Stored data entries
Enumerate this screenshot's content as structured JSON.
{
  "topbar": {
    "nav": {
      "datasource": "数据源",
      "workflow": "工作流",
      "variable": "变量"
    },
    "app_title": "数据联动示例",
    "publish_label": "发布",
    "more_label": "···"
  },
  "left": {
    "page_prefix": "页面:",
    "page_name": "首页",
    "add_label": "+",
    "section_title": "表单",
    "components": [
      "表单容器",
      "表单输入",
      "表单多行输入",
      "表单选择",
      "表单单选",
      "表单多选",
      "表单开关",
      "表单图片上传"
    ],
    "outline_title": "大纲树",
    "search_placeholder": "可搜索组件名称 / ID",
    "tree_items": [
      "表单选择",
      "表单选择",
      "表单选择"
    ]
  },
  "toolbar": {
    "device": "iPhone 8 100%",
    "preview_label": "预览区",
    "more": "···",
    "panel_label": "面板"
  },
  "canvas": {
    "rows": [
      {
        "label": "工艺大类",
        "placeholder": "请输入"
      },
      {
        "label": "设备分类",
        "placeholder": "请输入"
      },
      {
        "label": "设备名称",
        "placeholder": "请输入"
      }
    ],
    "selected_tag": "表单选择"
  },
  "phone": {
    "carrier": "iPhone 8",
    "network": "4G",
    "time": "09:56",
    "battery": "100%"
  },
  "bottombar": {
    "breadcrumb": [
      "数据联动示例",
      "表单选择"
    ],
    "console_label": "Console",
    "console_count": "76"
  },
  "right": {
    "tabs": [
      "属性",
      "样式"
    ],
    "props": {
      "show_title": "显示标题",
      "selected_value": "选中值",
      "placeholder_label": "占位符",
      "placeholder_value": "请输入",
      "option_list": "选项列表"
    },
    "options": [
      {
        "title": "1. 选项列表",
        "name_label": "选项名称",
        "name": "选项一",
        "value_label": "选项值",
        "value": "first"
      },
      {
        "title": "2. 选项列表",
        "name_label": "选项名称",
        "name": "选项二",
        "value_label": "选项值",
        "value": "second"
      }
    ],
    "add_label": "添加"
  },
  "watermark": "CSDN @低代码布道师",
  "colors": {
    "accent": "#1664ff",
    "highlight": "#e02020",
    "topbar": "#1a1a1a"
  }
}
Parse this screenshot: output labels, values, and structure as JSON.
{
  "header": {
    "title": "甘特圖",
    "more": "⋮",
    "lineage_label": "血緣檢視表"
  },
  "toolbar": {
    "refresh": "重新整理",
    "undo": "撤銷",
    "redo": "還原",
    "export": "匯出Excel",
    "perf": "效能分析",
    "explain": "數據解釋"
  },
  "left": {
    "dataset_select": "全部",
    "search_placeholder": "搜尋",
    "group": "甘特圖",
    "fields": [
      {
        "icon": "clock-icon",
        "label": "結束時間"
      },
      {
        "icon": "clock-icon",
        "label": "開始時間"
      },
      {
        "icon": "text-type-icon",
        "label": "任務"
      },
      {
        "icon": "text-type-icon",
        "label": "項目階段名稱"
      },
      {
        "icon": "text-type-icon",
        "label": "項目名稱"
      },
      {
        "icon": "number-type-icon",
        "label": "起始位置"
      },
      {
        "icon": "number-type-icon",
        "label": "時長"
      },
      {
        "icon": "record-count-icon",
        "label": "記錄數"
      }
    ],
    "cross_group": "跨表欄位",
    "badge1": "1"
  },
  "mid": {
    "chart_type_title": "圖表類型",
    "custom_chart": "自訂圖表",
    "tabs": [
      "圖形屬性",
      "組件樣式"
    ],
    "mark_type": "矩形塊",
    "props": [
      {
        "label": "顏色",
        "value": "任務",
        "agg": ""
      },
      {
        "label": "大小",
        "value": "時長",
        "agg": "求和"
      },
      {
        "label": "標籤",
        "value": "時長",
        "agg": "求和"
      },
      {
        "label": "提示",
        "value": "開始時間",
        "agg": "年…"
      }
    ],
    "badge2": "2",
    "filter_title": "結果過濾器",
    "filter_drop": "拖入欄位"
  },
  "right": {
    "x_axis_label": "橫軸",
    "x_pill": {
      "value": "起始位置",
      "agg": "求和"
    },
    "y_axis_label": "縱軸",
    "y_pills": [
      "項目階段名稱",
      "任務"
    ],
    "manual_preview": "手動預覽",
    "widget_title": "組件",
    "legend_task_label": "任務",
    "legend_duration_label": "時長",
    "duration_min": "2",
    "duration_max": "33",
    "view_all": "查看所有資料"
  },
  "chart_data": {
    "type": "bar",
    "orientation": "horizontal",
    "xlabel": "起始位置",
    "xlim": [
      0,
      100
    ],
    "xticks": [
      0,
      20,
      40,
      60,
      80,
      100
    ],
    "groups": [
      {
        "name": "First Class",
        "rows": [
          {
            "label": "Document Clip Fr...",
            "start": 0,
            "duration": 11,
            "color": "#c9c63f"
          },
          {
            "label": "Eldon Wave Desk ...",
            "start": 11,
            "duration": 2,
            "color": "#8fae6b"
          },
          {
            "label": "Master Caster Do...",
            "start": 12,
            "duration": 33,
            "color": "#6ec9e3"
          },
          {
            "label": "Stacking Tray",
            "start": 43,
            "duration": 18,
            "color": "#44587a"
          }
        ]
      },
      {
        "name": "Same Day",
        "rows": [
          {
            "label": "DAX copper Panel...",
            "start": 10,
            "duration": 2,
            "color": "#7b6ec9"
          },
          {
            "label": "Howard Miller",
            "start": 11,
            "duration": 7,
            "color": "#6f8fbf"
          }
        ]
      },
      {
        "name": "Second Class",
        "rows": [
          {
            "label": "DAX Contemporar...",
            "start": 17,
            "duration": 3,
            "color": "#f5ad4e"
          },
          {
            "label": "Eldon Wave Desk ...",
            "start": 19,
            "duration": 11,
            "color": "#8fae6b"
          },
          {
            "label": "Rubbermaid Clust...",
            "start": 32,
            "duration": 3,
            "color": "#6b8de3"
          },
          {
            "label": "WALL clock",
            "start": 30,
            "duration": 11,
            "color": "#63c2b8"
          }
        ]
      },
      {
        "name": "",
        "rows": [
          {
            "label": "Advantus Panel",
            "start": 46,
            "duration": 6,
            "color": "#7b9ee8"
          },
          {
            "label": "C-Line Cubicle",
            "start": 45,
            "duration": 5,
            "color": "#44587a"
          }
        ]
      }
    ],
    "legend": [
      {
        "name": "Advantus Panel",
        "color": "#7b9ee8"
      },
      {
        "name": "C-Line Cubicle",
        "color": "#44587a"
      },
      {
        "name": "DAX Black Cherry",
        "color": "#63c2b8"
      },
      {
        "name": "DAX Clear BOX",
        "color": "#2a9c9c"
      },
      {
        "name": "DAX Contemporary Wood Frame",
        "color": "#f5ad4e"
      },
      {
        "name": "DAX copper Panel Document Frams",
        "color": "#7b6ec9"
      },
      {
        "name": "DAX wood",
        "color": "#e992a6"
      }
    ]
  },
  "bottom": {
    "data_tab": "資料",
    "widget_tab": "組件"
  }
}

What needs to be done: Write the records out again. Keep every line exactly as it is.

Solution to this exercise:
Enumerate this screenshot's content as structured JSON.
{
  "topbar": {
    "nav": {
      "datasource": "数据源",
      "workflow": "工作流",
      "variable": "变量"
    },
    "app_title": "数据联动示例",
    "publish_label": "发布",
    "more_label": "···"
  },
  "left": {
    "page_prefix": "页面:",
    "page_name": "首页",
    "add_label": "+",
    "section_title": "表单",
    "components": [
      "表单容器",
      "表单输入",
      "表单多行输入",
      "表单选择",
      "表单单选",
      "表单多选",
      "表单开关",
      "表单图片上传"
    ],
    "outline_title": "大纲树",
    "search_placeholder": "可搜索组件名称 / ID",
    "tree_items": [
      "表单选择",
      "表单选择",
      "表单选择"
    ]
  },
  "toolbar": {
    "device": "iPhone 8 100%",
    "preview_label": "预览区",
    "more": "···",
    "panel_label": "面板"
  },
  "canvas": {
    "rows": [
      {
        "label": "工艺大类",
        "placeholder": "请输入"
      },
      {
        "label": "设备分类",
        "placeholder": "请输入"
      },
      {
        "label": "设备名称",
        "placeholder": "请输入"
      }
    ],
    "selected_tag": "表单选择"
  },
  "phone": {
    "carrier": "iPhone 8",
    "network": "4G",
    "time": "09:56",
    "battery": "100%"
  },
  "bottombar": {
    "breadcrumb": [
      "数据联动示例",
      "表单选择"
    ],
    "console_label": "Console",
    "console_count": "76"
  },
  "right": {
    "tabs": [
      "属性",
      "样式"
    ],
    "props": {
      "show_title": "显示标题",
      "selected_value": "选中值",
      "placeholder_label": "占位符",
      "placeholder_value": "请输入",
      "option_list": "选项列表"
    },
    "options": [
      {
        "title": "1. 选项列表",
        "name_label": "选项名称",
        "name": "选项一",
        "value_label": "选项值",
        "value": "first"
      },
      {
        "title": "2. 选项列表",
        "name_label": "选项名称",
        "name": "选项二",
        "value_label": "选项值",
        "value": "second"
      }
    ],
    "add_label": "添加"
  },
  "watermark": "CSDN @低代码布道师",
  "colors": {
    "accent": "#1664ff",
    "highlight": "#e02020",
    "topbar": "#1a1a1a"
  }
}
Parse this screenshot: output labels, values, and structure as JSON.
{
  "header": {
    "title": "甘特圖",
    "more": "⋮",
    "lineage_label": "血緣檢視表"
  },
  "toolbar": {
    "refresh": "重新整理",
    "undo": "撤銷",
    "redo": "還原",
    "export": "匯出Excel",
    "perf": "效能分析",
    "explain": "數據解釋"
  },
  "left": {
    "dataset_select": "全部",
    "search_placeholder": "搜尋",
    "group": "甘特圖",
    "fields": [
      {
        "icon": "clock-icon",
        "label": "結束時間"
      },
      {
        "icon": "clock-icon",
        "label": "開始時間"
      },
      {
        "icon": "text-type-icon",
        "label": "任務"
      },
      {
        "icon": "text-type-icon",
        "label": "項目階段名稱"
      },
      {
        "icon": "text-type-icon",
        "label": "項目名稱"
      },
      {
        "icon": "number-type-icon",
        "label": "起始位置"
      },
      {
        "icon": "number-type-icon",
        "label": "時長"
      },
      {
        "icon": "record-count-icon",
        "label": "記錄數"
      }
    ],
    "cross_group": "跨表欄位",
    "badge1": "1"
  },
  "mid": {
    "chart_type_title": "圖表類型",
    "custom_chart": "自訂圖表",
    "tabs": [
      "圖形屬性",
      "組件樣式"
    ],
    "mark_type": "矩形塊",
    "props": [
      {
        "label": "顏色",
        "value": "任務",
        "agg": ""
      },
      {
        "label": "大小",
        "value": "時長",
        "agg": "求和"
      },
      {
        "label": "標籤",
        "value": "時長",
        "agg": "求和"
      },
      {
        "label": "提示",
        "value": "開始時間",
        "agg": "年…"
      }
    ],
    "badge2": "2",
    "filter_title": "結果過濾器",
    "filter_drop": "拖入欄位"
  },
  "right": {
    "x_axis_label": "橫軸",
    "x_pill": {
      "value": "起始位置",
      "agg": "求和"
    },
    "y_axis_label": "縱軸",
    "y_pills": [
      "項目階段名稱",
      "任務"
    ],
    "manual_preview": "手動預覽",
    "widget_title": "組件",
    "legend_task_label": "任務",
    "legend_duration_label": "時長",
    "duration_min": "2",
    "duration_max": "33",
    "view_all": "查看所有資料"
  },
  "chart_data": {
    "type": "bar",
    "orientation": "horizontal",
    "xlabel": "起始位置",
    "xlim": [
      0,
      100
    ],
    "xticks": [
      0,
      20,
      40,
      60,
      80,
      100
    ],
    "groups": [
      {
        "name": "First Class",
        "rows": [
          {
            "label": "Document Clip Fr...",
            "start": 0,
            "duration": 11,
            "color": "#c9c63f"
          },
          {
            "label": "Eldon Wave Desk ...",
            "start": 11,
            "duration": 2,
            "color": "#8fae6b"
          },
          {
            "label": "Master Caster Do...",
            "start": 12,
            "duration": 33,
            "color": "#6ec9e3"
          },
          {
            "label": "Stacking Tray",
            "start": 43,
            "duration": 18,
            "color": "#44587a"
          }
        ]
      },
      {
        "name": "Same Day",
        "rows": [
          {
            "label": "DAX copper Panel...",
            "start": 10,
            "duration": 2,
            "color": "#7b6ec9"
          },
          {
            "label": "Howard Miller",
            "start": 11,
            "duration": 7,
            "color": "#6f8fbf"
          }
        ]
      },
      {
        "name": "Second Class",
        "rows": [
          {
            "label": "DAX Contemporar...",
            "start": 17,
            "duration": 3,
            "color": "#f5ad4e"
          },
          {
            "label": "Eldon Wave Desk ...",
            "start": 19,
            "duration": 11,
            "color": "#8fae6b"
          },
          {
            "label": "Rubbermaid Clust...",
            "start": 32,
            "duration": 3,
            "color": "#6b8de3"
          },
          {
            "label": "WALL clock",
            "start": 30,
            "duration": 11,
            "color": "#63c2b8"
          }
        ]
      },
      {
        "name": "",
        "rows": [
          {
            "label": "Advantus Panel",
            "start": 46,
            "duration": 6,
            "color": "#7b9ee8"
          },
          {
            "label": "C-Line Cubicle",
            "start": 45,
            "duration": 5,
            "color": "#44587a"
          }
        ]
      }
    ],
    "legend": [
      {
        "name": "Advantus Panel",
        "color": "#7b9ee8"
      },
      {
        "name": "C-Line Cubicle",
        "color": "#44587a"
      },
      {
        "name": "DAX Black Cherry",
        "color": "#63c2b8"
      },
      {
        "name": "DAX Clear BOX",
        "color": "#2a9c9c"
      },
      {
        "name": "DAX Contemporary Wood Frame",
        "color": "#f5ad4e"
      },
      {
        "name": "DAX copper Panel Document Frams",
        "color": "#7b6ec9"
      },
      {
        "name": "DAX wood",
        "color": "#e992a6"
      }
    ]
  },
  "bottom": {
    "data_tab": "資料",
    "widget_tab": "組件"
  }
}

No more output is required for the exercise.